Saved data entries
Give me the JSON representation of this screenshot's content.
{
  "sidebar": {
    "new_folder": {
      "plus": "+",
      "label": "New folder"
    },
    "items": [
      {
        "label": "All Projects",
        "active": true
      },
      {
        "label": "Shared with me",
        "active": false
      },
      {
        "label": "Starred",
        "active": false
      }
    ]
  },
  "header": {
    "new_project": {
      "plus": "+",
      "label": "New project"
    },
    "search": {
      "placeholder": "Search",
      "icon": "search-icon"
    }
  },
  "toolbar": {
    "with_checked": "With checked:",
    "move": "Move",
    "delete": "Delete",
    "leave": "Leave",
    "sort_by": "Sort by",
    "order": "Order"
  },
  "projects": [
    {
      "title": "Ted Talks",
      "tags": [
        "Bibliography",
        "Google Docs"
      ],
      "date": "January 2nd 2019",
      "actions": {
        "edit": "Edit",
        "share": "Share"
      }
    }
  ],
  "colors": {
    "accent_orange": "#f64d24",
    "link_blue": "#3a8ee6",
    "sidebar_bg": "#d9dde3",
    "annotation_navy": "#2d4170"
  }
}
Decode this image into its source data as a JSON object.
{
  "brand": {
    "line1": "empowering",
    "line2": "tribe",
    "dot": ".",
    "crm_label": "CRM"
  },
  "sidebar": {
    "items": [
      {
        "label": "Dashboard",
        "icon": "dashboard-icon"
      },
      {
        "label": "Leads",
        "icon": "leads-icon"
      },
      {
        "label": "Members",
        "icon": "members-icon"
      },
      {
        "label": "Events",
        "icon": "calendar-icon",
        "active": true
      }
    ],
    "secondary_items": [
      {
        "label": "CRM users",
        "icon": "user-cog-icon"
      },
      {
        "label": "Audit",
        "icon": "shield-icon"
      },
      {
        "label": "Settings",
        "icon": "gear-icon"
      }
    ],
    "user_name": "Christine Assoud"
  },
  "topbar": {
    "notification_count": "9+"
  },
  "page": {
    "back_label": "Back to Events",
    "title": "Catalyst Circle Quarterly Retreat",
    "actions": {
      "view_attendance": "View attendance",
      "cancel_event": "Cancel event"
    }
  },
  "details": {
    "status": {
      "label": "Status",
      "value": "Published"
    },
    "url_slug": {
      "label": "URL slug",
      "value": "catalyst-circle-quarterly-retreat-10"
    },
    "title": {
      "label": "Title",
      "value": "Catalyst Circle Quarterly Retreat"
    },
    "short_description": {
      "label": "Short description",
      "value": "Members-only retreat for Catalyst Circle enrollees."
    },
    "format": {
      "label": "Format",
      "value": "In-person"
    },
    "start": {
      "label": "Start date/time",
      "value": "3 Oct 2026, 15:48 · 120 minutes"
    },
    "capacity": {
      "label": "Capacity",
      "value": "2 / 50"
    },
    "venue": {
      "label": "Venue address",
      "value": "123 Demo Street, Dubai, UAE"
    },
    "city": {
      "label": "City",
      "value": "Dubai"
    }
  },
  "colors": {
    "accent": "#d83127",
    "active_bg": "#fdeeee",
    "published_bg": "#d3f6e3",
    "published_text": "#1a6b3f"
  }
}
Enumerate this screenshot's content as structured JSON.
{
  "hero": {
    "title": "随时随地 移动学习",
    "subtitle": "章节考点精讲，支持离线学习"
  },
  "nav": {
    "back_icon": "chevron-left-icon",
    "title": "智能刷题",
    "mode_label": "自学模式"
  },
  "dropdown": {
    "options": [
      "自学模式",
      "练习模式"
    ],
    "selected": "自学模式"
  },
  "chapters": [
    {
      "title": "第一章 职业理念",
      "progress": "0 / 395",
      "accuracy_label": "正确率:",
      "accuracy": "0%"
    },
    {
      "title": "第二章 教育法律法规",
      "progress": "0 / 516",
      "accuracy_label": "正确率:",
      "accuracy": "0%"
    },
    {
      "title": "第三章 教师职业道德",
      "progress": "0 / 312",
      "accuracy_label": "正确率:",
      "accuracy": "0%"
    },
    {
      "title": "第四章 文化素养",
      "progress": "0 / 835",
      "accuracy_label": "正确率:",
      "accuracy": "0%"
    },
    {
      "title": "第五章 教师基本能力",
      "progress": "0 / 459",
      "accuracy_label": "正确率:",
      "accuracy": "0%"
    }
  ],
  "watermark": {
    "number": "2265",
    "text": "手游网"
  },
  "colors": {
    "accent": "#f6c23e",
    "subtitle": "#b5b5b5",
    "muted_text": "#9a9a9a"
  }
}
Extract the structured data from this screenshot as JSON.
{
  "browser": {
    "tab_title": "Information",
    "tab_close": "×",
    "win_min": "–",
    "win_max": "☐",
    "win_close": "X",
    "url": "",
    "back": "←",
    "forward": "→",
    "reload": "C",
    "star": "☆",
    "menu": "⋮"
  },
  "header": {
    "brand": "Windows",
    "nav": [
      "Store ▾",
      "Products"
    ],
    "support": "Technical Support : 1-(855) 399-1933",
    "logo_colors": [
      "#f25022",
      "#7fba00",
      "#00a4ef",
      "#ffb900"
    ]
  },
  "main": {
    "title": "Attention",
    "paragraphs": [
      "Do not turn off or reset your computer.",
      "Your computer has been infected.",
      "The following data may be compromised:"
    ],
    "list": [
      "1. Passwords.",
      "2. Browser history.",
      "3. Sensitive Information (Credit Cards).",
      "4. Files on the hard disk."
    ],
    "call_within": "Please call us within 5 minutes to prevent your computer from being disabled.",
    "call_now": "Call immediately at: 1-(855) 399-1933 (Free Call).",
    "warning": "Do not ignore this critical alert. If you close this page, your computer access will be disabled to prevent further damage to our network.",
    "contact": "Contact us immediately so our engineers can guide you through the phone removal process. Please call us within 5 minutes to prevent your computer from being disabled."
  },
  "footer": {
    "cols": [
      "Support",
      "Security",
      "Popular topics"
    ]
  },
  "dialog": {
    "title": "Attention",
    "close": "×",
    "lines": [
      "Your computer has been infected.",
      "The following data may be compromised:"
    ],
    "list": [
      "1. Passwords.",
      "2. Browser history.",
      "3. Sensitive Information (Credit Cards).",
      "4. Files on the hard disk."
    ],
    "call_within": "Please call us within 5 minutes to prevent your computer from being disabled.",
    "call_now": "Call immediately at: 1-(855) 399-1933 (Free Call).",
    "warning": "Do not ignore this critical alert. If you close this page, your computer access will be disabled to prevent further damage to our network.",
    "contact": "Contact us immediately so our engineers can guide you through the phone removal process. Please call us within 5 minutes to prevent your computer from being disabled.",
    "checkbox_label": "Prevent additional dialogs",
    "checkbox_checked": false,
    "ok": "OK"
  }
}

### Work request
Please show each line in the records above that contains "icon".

### Answer to the problem
      "icon": "search-icon"
        "icon": "dashboard-icon"
        "icon": "leads-icon"
        "icon": "members-icon"
        "icon": "calendar-icon",
        "icon": "user-cog-icon"
        "icon": "shield-icon"
        "icon": "gear-icon"
    "back_icon": "chevron-left-icon",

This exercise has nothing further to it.